To me, the really interesting thing here is the potential for implementing cache digests on non-cache origin servers to make their communication with Squid more efficient. And maybe advertising them through a site-wide metadata format…

What's old is new... thanks for stimulating the neurons (again) Joe!

Posted by Mark Nottingham on 2008-10-19

Posted by Mark Nottingham on 2008-10-19

A ruby implementation of BloomNames

You can still use `BloomNames#add`

and `BloomNames#contains`

, but those are just aliases to the more ruby-ish `BloomNames#<<`

and `BloomNames#include?`

. Oh, and you can get to the filter itself just from `BloomNames#filter`

.

Posted by Jeff Hodges on 2008-10-19

`BloomNames#inspect`

so that the huge `@filter`

doesn't eat up screen real estate in an irb session. Stuck in a little info about how big the `@filter`

number is, instead.
Posted by Jeff Hodges on 2008-10-19

Posted by joshua schachter on 2008-10-20

Posted by Edward Kmett on 2008-10-20

It's on the to do list to explain the nearly order of magnitude problems w/ Roy's math.

Unrelated to that, has anyone ever found a good implementation of a counting bloom filter? I've got one that I wrote to allow richer indexing of a class of machinetags, but it's under performing.

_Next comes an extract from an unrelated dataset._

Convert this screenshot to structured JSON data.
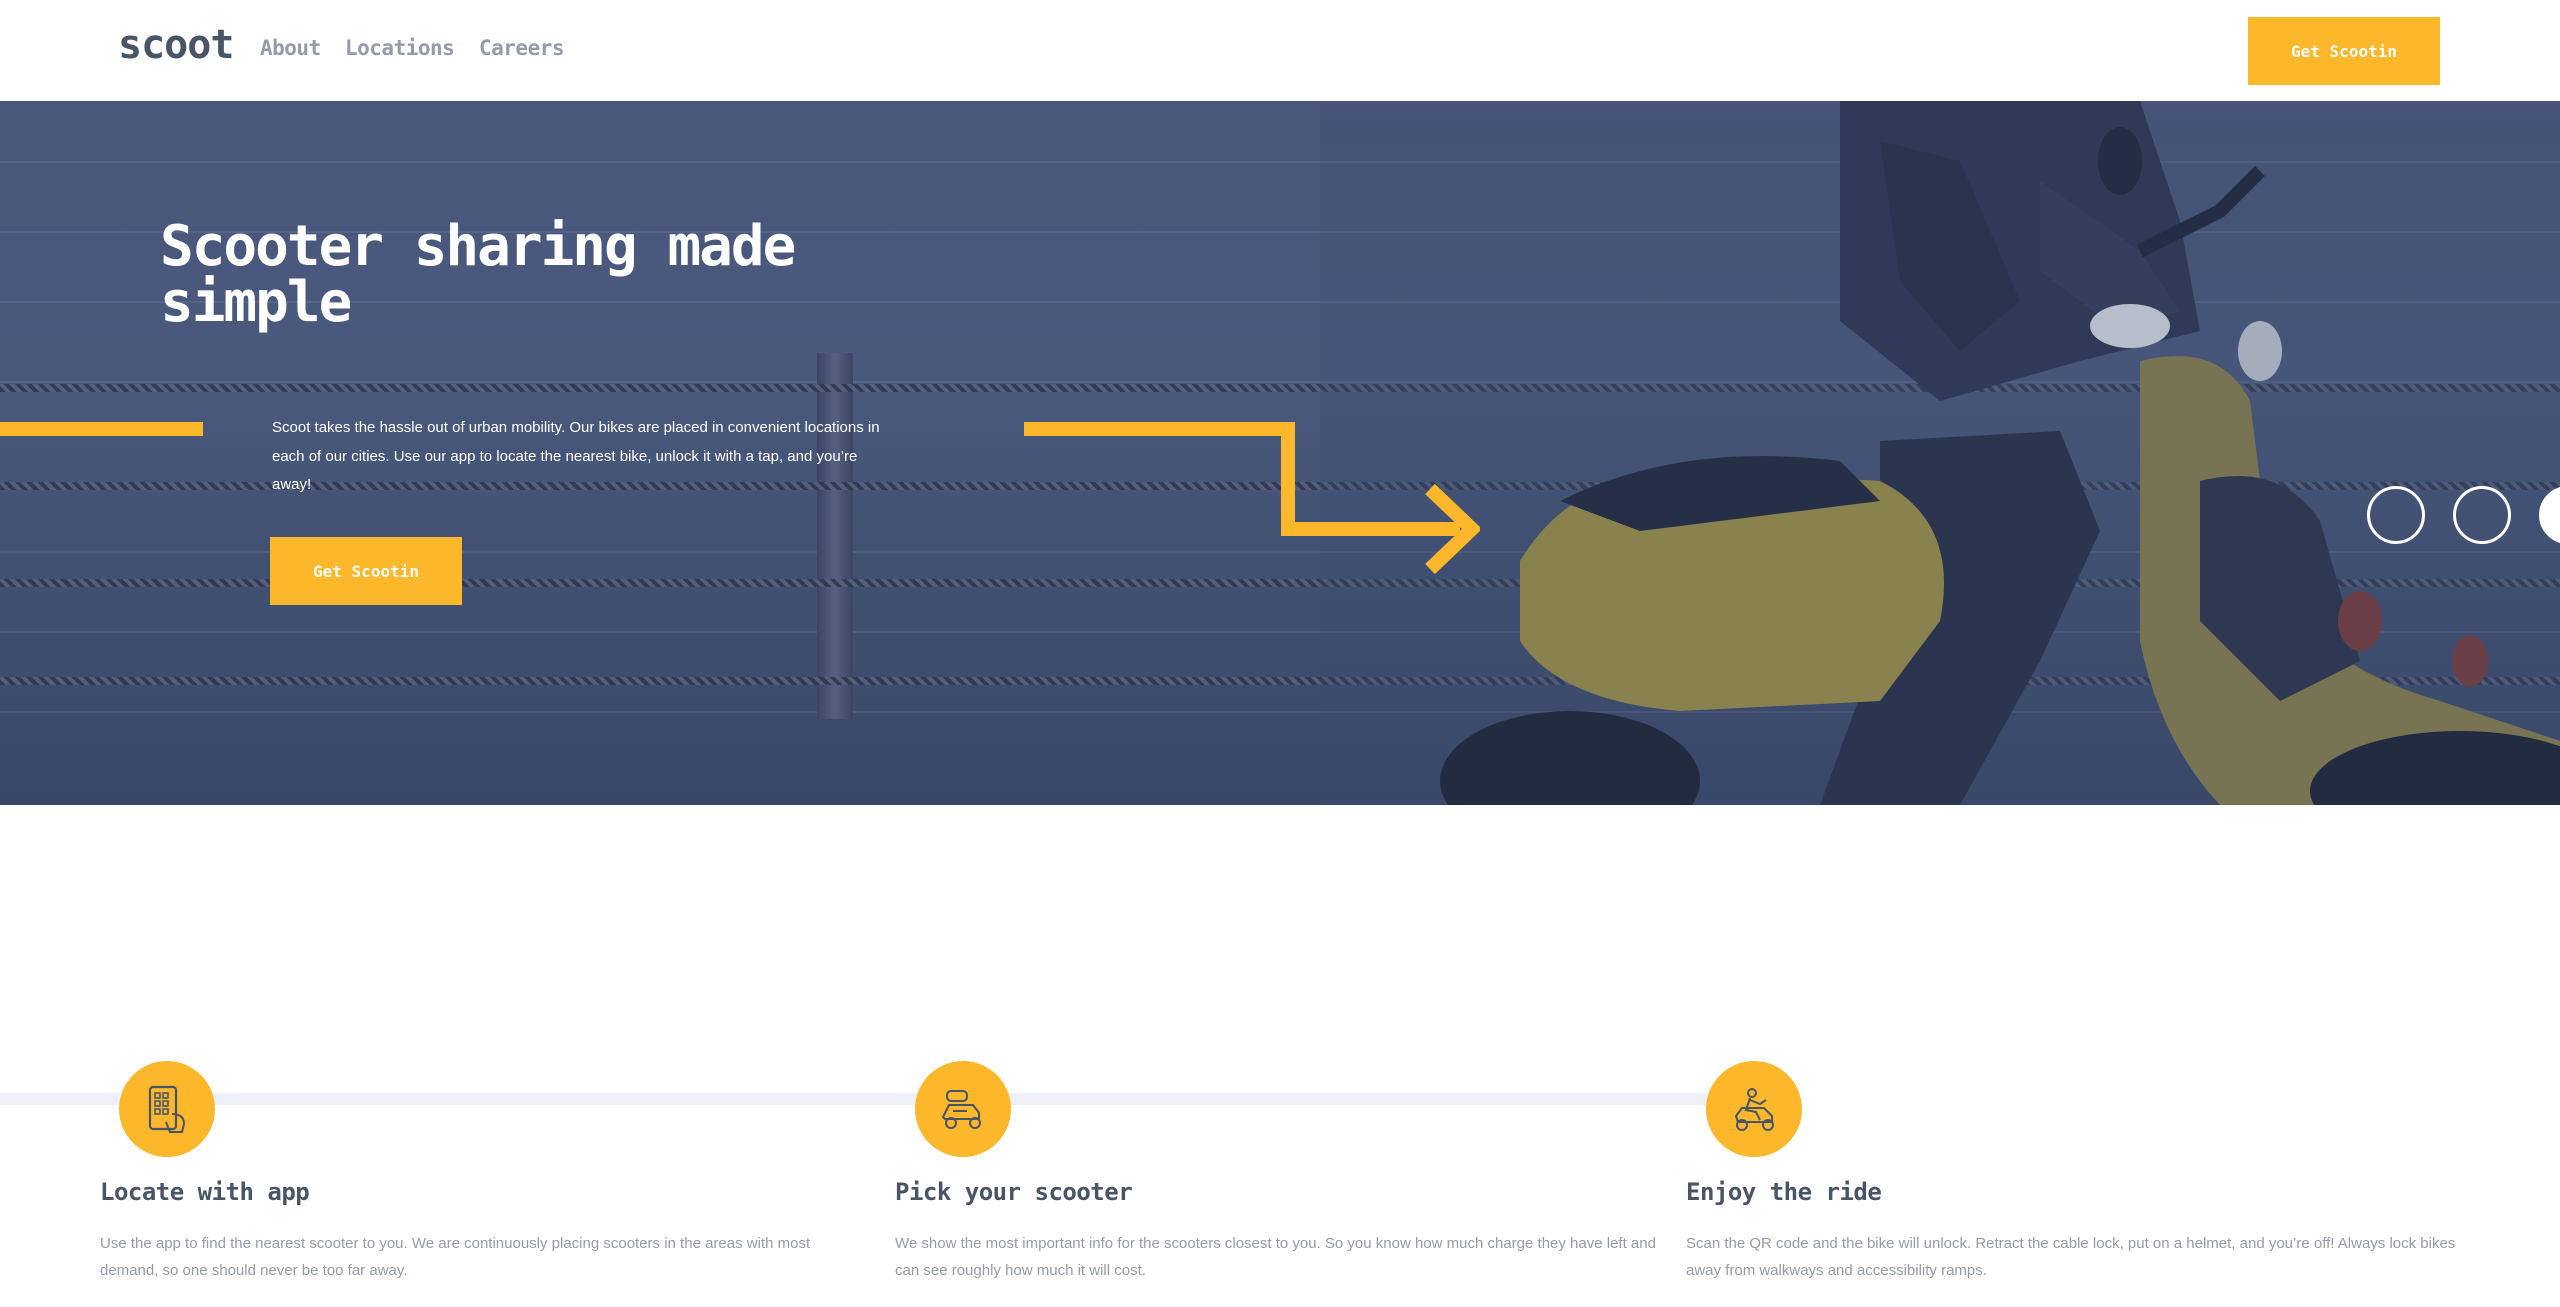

Posted by kellan on 2008-10-20

Posted by Jeff Hodges on 2008-10-20

Posted by joshua schachter on 2008-10-20

def size_bloomfilter(capacity, error): m = math.ceil((capacity * math.log(error)) / math.log(1.0 / (math.pow(2.0, math.log(2.0))))) k = math.ceil(math.log(2.0) * m / capacity) return (int(m), int(k)) m, k = size_bloomfilter(3000, 0.01) # => 28756, 7And same in Ruby:

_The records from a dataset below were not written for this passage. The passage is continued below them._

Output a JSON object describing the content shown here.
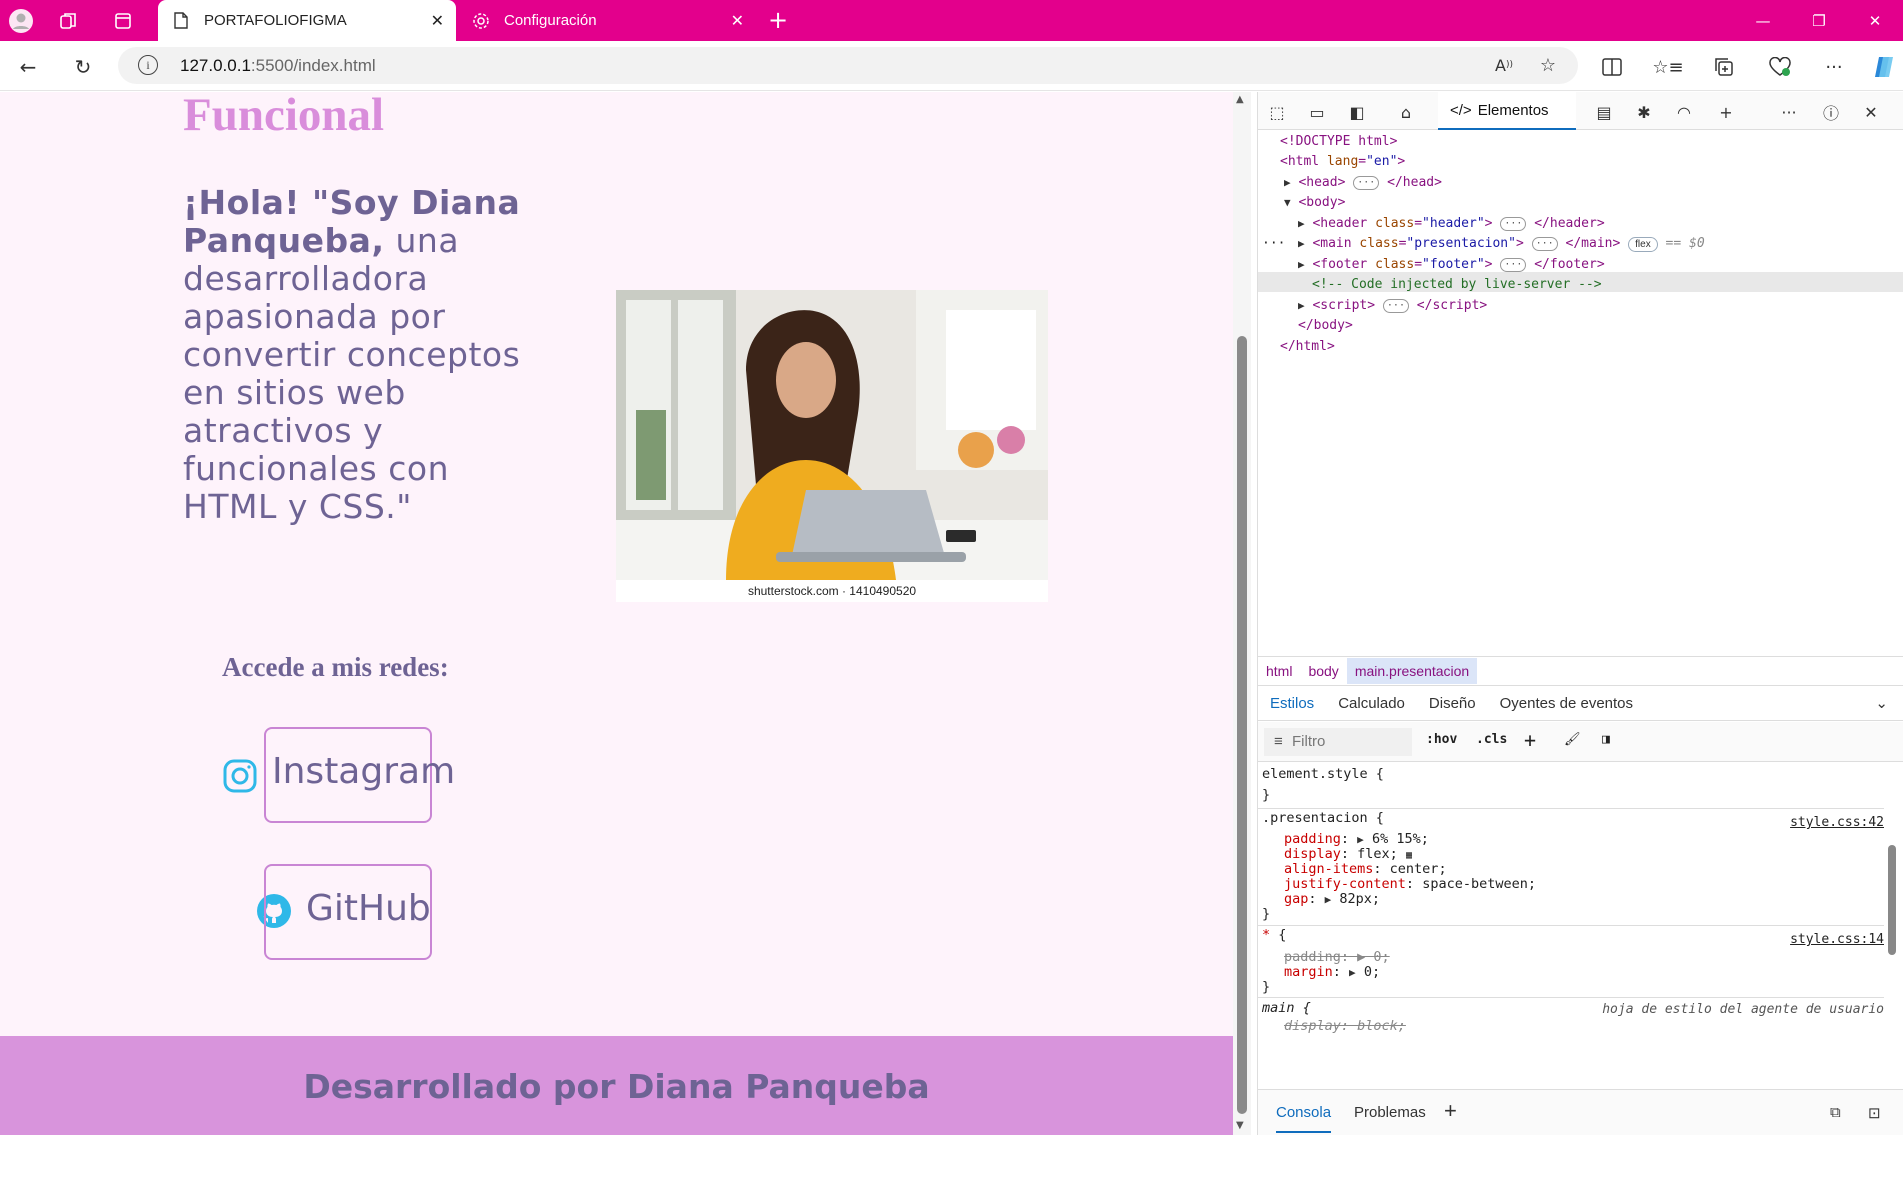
{
  "browser": {
    "tabs": [
      {
        "label": "PORTAFOLIOFIGMA",
        "active": true
      },
      {
        "label": "Configuración",
        "active": false
      }
    ],
    "url_host": "127.0.0.1",
    "url_path": ":5500/index.html",
    "accent": "#e3008c"
  },
  "page": {
    "heading": "Funcional",
    "intro_bold": "¡Hola! \"Soy Diana Panqueba,",
    "intro_rest": " una desarrolladora apasionada por convertir conceptos en sitios web atractivos y funcionales con HTML y CSS.\"",
    "photo_caption": "shutterstock.com · 1410490520",
    "redes_title": "Accede a mis redes:",
    "social": [
      {
        "label": "Instagram",
        "icon": "instagram-icon"
      },
      {
        "label": "GitHub",
        "icon": "github-icon"
      }
    ],
    "footer": "Desarrollado por Diana Panqueba",
    "colors": {
      "background": "#fef3fb",
      "heading": "#d98ddb",
      "text": "#6e6394",
      "footer": "#d894dc"
    }
  },
  "devtools": {
    "active_tab": "Elementos",
    "dom": {
      "doctype": "<!DOCTYPE html>",
      "comment": "<!-- Code injected by live-server -->",
      "flex_badge": "flex",
      "selected_marker": "== $0"
    },
    "breadcrumbs": [
      "html",
      "body",
      "main.presentacion"
    ],
    "style_tabs": [
      "Estilos",
      "Calculado",
      "Diseño",
      "Oyentes de eventos"
    ],
    "filter_placeholder": "Filtro",
    "filter_buttons": [
      ":hov",
      ".cls"
    ],
    "rules": {
      "element_style": "element.style {",
      "presentacion_selector": ".presentacion {",
      "presentacion_link": "style.css:42",
      "presentacion_decls": [
        {
          "prop": "padding",
          "value": "6% 15%;"
        },
        {
          "prop": "display",
          "value": "flex;"
        },
        {
          "prop": "align-items",
          "value": "center;"
        },
        {
          "prop": "justify-content",
          "value": "space-between;"
        },
        {
          "prop": "gap",
          "value": "82px;"
        }
      ],
      "universal_selector": "* {",
      "universal_link": "style.css:14",
      "universal_decls": [
        {
          "prop": "padding",
          "value": "0;"
        },
        {
          "prop": "margin",
          "value": "0;"
        }
      ],
      "main_selector": "main {",
      "main_source": "hoja de estilo del agente de usuario",
      "main_decl": "display: block;"
    },
    "drawer_tabs": [
      "Consola",
      "Problemas"
    ]
  }
}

def size_bloomfilter(capacity, error) m = ((capacity * Math.log(error)) / Math.log(1.0 / (2.0 ** Math.log(2.0)))).ceil k = (Math.log(2.0) * m / capacity).ceil [k,m] endThis is translated from a library I wrote in C, which also supports backing the filter with mmap; seems to work quite nicely.

Also, I note Python and Ruby integers are immutable; using them like this would appear to cause a lot of copying. Could be a significant issue with larger filters. There's a BitSet class for Ruby somewhere, there should be similar for Python too.

Posted by Thomas Hurst on 2008-10-20

Posted by Jeremy Dunck on 2008-10-23

Posted by Steve Jones on 2008-10-19